Walker on Cosdon Hill, above South Zeal, Dartmoor, Devon.
Walker on Cosdon Hill - above South Zeal - Dartmoor - Devon
Pixel Peepers' Notes & Newbie Hints & Tips:
All images in this Article were shot on my Sony A7R Mark III / Sony FE 16-35mm f2.8 G Master Lens
This is the first time that I have taken the kit on a long walk 10km+.
I have to say that the promise of a full frame mirrorless system weighing less than my old DSLR kit is somewhat exagerated.

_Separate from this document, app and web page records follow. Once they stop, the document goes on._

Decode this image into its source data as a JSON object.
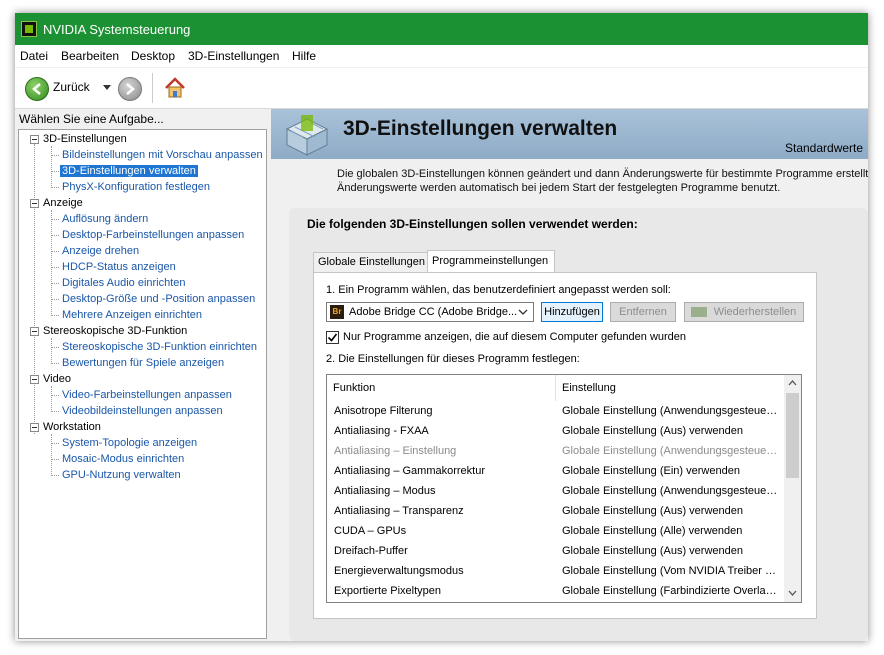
{
  "window": {
    "title": "NVIDIA Systemsteuerung"
  },
  "menu": [
    "Datei",
    "Bearbeiten",
    "Desktop",
    "3D-Einstellungen",
    "Hilfe"
  ],
  "toolbar": {
    "back_label": "Zurück"
  },
  "left_pane": {
    "header": "Wählen Sie eine Aufgabe...",
    "categories": [
      {
        "label": "3D-Einstellungen",
        "items": [
          "Bildeinstellungen mit Vorschau anpassen",
          "3D-Einstellungen verwalten",
          "PhysX-Konfiguration festlegen"
        ]
      },
      {
        "label": "Anzeige",
        "items": [
          "Auflösung ändern",
          "Desktop-Farbeinstellungen anpassen",
          "Anzeige drehen",
          "HDCP-Status anzeigen",
          "Digitales Audio einrichten",
          "Desktop-Größe und -Position anpassen",
          "Mehrere Anzeigen einrichten"
        ]
      },
      {
        "label": "Stereoskopische 3D-Funktion",
        "items": [
          "Stereoskopische 3D-Funktion einrichten",
          "Bewertungen für Spiele anzeigen"
        ]
      },
      {
        "label": "Video",
        "items": [
          "Video-Farbeinstellungen anpassen",
          "Videobildeinstellungen anpassen"
        ]
      },
      {
        "label": "Workstation",
        "items": [
          "System-Topologie anzeigen",
          "Mosaic-Modus einrichten",
          "GPU-Nutzung verwalten"
        ]
      }
    ],
    "selected": "3D-Einstellungen verwalten"
  },
  "main": {
    "title": "3D-Einstellungen verwalten",
    "restore_defaults": "Standardwerte",
    "description_line1": "Die globalen 3D-Einstellungen können geändert und dann Änderungswerte für bestimmte Programme erstellt werd",
    "description_line2": "Änderungswerte werden automatisch bei jedem Start der festgelegten Programme benutzt.",
    "group_title": "Die folgenden 3D-Einstellungen sollen verwendet werden:",
    "tabs": [
      "Globale Einstellungen",
      "Programmeinstellungen"
    ],
    "active_tab": "Programmeinstellungen",
    "step1_label": "1. Ein Programm wählen, das benutzerdefiniert angepasst werden soll:",
    "program_select": {
      "badge": "Br",
      "value": "Adobe Bridge CC (Adobe Bridge..."
    },
    "buttons": {
      "add": "Hinzufügen",
      "remove": "Entfernen",
      "restore": "Wiederherstellen"
    },
    "checkbox": {
      "label": "Nur Programme anzeigen, die auf diesem Computer gefunden wurden",
      "checked": true
    },
    "step2_label": "2. Die Einstellungen für dieses Programm festlegen:",
    "table": {
      "columns": [
        "Funktion",
        "Einstellung"
      ],
      "rows": [
        {
          "feature": "Anisotrope Filterung",
          "setting": "Globale Einstellung (Anwendungsgesteuer...",
          "dimmed": false
        },
        {
          "feature": "Antialiasing - FXAA",
          "setting": "Globale Einstellung (Aus) verwenden",
          "dimmed": false
        },
        {
          "feature": "Antialiasing – Einstellung",
          "setting": "Globale Einstellung (Anwendungsgesteuer...",
          "dimmed": true
        },
        {
          "feature": "Antialiasing – Gammakorrektur",
          "setting": "Globale Einstellung (Ein) verwenden",
          "dimmed": false
        },
        {
          "feature": "Antialiasing – Modus",
          "setting": "Globale Einstellung (Anwendungsgesteuer...",
          "dimmed": false
        },
        {
          "feature": "Antialiasing – Transparenz",
          "setting": "Globale Einstellung (Aus) verwenden",
          "dimmed": false
        },
        {
          "feature": "CUDA – GPUs",
          "setting": "Globale Einstellung (Alle) verwenden",
          "dimmed": false
        },
        {
          "feature": "Dreifach-Puffer",
          "setting": "Globale Einstellung (Aus) verwenden",
          "dimmed": false
        },
        {
          "feature": "Energieverwaltungsmodus",
          "setting": "Globale Einstellung (Vom NVIDIA Treiber g...",
          "dimmed": false
        },
        {
          "feature": "Exportierte Pixeltypen",
          "setting": "Globale Einstellung (Farbindizierte Overlay...",
          "dimmed": false
        }
      ]
    }
  },
  "colors": {
    "titlebar": "#1c9133",
    "link": "#1a57a8",
    "selection": "#1e75d2",
    "banner": "#a9c2d9"
  }
}
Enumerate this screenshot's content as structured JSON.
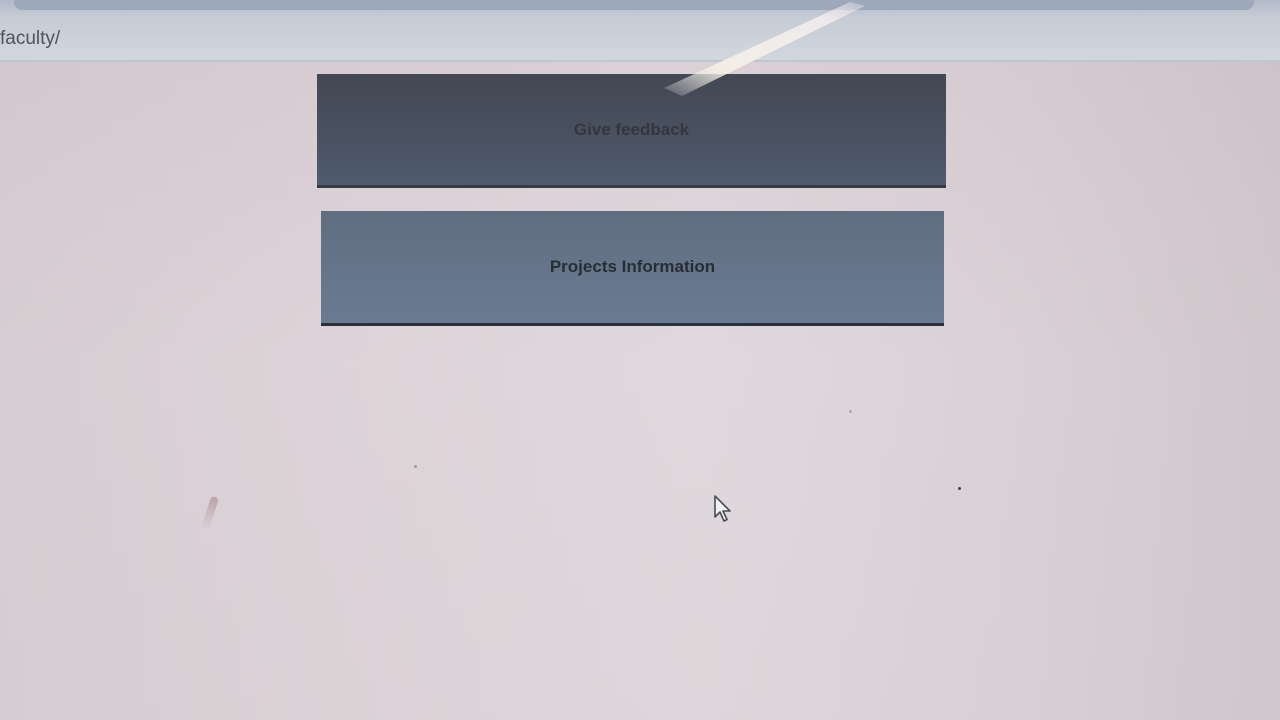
{
  "browser": {
    "address_bar": {
      "url": "faculty/"
    }
  },
  "main": {
    "buttons": [
      {
        "label": "Give feedback"
      },
      {
        "label": "Projects Information"
      }
    ]
  },
  "icons": {
    "cursor": "arrow-cursor-icon"
  },
  "colors": {
    "page_background": "#ddd3d8",
    "address_bar": "#cfdae1",
    "button_dark": "#2c3a4a",
    "button_slate": "#5a6d84"
  }
}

I was carrying a Sony A7R Mark III, fitted with a Sony Grip/Battery Pack as it was a long day, a long walk and a steep ascent for an old geezer like me. I was also carrying my Sony FE 70-200mm GMaster Lens in my backpack. Remember, I was actually walking as opposed to shooting, but thought I'd take the kit for fun. Cosdon Beacon is 550m high and in places it is "almost" a scramble. The guidebooks say it's "easy to moderate" 😁.
For you newbies that want a light weight kit the current GM lenses from Sony are not that. I hear that the Mark II versions of these lenses maybe lighter? Can anyone verify this? Leave a comment below...
I also find that there is a Catch 22 with this kit. With 42mp I am looking for, and expect, a very high quality RAW file, but I find myself compromised when shooting at 100 ISO. It must be similar or worse with an A7R Mark IV and even an A1? The shutter speed on the river shot was hovering around 1/60 to 1/80 second and with the extreme 16mm I find hard to get the shot really still. I know people will say this should not be a problem, but if one is looking for ultimate quality, it is. Therefore, a tripod is a must, if you want your hit rate to be high with shady shots.
I'm quite happy with the images, as I shot them on the hoof, but if I was shooting professionally I'd have felt the need to slow down the water and blur the walker, and once again, a tripod would be a must.
If you have any comments feel free to leave them below. You may have an image that you shot under similar circumstances. You can upload them below...